If you are practicing the foundations of awakening then it is unlikely that you will mindfully relapse… because mindfulness is always practiced in the service of relieving suffering.
In the event of you struggling with your recovery, then you should bring to mind and remember what the suffering of addiction was really like; do you really want to knowingly go back the Hell of craving?
There are those who have begun on the path to freedom yet return, out of desire, to bondage. (Dhammapada 344)
However, if you do temporarily lose sight of your commitment (Sajja) to abstinence and your desire not to harm yourself and others, then it is possible that you may fall back into your addiction. If you do relapse it is important not to beat yourself up, criticise or judge yourself.
The following plan is intended to bring about a swift and successful return to your path of recovery:
(1) If you are still using then refer to the Rahula Rule No.2
(2) When you have stopped using then refer to the Rahula Rule No.3
(3) Practice Loving-kindness (Metta) meditation for yourself.

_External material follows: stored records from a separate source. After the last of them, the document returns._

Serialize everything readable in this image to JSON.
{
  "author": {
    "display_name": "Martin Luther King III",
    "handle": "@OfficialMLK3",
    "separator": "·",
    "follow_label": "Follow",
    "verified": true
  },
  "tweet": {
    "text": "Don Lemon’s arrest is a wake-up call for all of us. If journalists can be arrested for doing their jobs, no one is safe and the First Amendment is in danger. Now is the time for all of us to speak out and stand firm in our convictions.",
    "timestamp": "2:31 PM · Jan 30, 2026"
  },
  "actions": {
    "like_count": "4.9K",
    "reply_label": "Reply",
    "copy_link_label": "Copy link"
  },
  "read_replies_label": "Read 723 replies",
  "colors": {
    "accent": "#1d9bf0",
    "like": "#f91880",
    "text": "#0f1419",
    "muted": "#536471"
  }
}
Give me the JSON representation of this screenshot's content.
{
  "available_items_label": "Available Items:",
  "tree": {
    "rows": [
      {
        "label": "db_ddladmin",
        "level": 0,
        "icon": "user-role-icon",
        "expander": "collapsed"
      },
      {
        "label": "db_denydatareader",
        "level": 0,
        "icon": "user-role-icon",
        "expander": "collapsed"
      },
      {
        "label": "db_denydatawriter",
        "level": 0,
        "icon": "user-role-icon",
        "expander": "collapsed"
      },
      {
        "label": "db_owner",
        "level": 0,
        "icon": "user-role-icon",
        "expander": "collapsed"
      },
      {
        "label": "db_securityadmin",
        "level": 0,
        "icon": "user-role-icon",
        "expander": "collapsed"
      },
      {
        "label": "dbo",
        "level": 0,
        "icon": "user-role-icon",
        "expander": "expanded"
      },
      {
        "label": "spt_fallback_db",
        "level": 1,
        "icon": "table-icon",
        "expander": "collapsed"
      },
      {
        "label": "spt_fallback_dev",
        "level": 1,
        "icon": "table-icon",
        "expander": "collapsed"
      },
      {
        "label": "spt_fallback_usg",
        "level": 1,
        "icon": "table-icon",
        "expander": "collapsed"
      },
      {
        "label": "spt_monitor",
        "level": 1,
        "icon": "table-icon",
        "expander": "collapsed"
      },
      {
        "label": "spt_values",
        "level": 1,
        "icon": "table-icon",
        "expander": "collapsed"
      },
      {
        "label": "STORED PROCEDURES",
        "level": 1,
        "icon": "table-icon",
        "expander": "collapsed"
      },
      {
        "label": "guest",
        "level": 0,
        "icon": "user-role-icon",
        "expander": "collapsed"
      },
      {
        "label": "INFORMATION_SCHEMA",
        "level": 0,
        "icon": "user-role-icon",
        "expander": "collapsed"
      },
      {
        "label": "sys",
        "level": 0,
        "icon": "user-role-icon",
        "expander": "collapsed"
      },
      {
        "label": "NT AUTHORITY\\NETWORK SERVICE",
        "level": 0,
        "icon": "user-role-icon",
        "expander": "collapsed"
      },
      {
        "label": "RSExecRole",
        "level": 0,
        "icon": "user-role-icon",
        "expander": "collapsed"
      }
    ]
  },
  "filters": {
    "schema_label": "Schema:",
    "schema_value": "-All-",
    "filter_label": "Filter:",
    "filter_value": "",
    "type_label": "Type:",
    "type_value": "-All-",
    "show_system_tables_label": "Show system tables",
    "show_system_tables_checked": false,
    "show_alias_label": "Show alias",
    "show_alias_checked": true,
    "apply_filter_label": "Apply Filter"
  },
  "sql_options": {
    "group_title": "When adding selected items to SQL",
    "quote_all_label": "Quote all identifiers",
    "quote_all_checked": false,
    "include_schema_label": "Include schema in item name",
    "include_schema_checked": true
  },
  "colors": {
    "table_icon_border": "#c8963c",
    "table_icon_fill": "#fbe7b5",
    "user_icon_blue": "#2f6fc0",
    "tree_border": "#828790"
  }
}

(4) Practice Forgiveness (Khama) meditation for yourself.
(6) Recite the Precepts every morning.
(7) Recommit to your new life (Sajja).

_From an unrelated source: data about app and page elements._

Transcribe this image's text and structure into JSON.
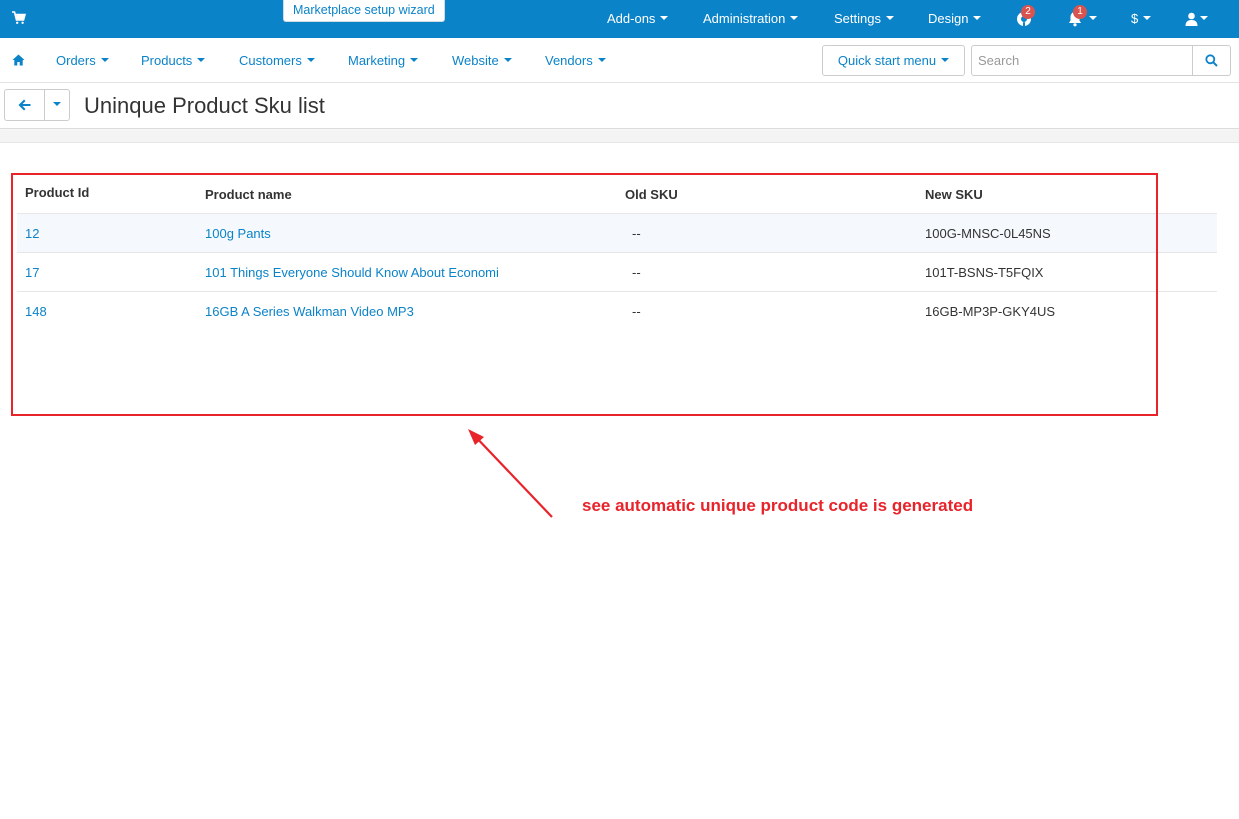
{
  "topbar": {
    "wizard_label": "Marketplace setup wizard",
    "menus": [
      {
        "label": "Add-ons"
      },
      {
        "label": "Administration"
      },
      {
        "label": "Settings"
      },
      {
        "label": "Design"
      }
    ],
    "help_badge": "2",
    "notifications_badge": "1",
    "currency": "$",
    "accent_color": "#0b83c8"
  },
  "navbar": {
    "items": [
      {
        "label": "Orders"
      },
      {
        "label": "Products"
      },
      {
        "label": "Customers"
      },
      {
        "label": "Marketing"
      },
      {
        "label": "Website"
      },
      {
        "label": "Vendors"
      }
    ],
    "quick_start_label": "Quick start menu",
    "search_placeholder": "Search"
  },
  "page": {
    "title": "Uninque Product Sku list"
  },
  "table": {
    "headers": {
      "product_id": "Product Id",
      "product_name": "Product name",
      "old_sku": "Old SKU",
      "new_sku": "New SKU"
    },
    "rows": [
      {
        "product_id": "12",
        "product_name": "100g Pants",
        "old_sku": "--",
        "new_sku": "100G-MNSC-0L45NS"
      },
      {
        "product_id": "17",
        "product_name": "101 Things Everyone Should Know About Economi",
        "old_sku": "--",
        "new_sku": "101T-BSNS-T5FQIX"
      },
      {
        "product_id": "148",
        "product_name": "16GB A Series Walkman Video MP3",
        "old_sku": "--",
        "new_sku": "16GB-MP3P-GKY4US"
      }
    ]
  },
  "annotation": {
    "text": "see automatic unique product code is generated",
    "color": "#e8232a"
  }
}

(8) Practice Loving-kindness (Metta) meditation for others.
(9) Practice Forgiveness (Khama) meditation for others.
(10) Relax into a comfortable new life, free of remorse, free of guilt, free of shame, free of conflict.
There is life after alcohol and other drugs,; and it’s a very good life.
Webpage : Sila Forgiveness Meditation
Webpage : The Rahula Rules
Audio Link : Forgiveness a guided meditation – by Gil Fronsdal (15:03)
Audio Link : Metta a guided meditation – by Gil Fronsdal (27:55)
Audio Link : Forgiveness for Depression a guided meditation by Ronna Kabatznick (21:34)
Webpage : The Blessings of Awakening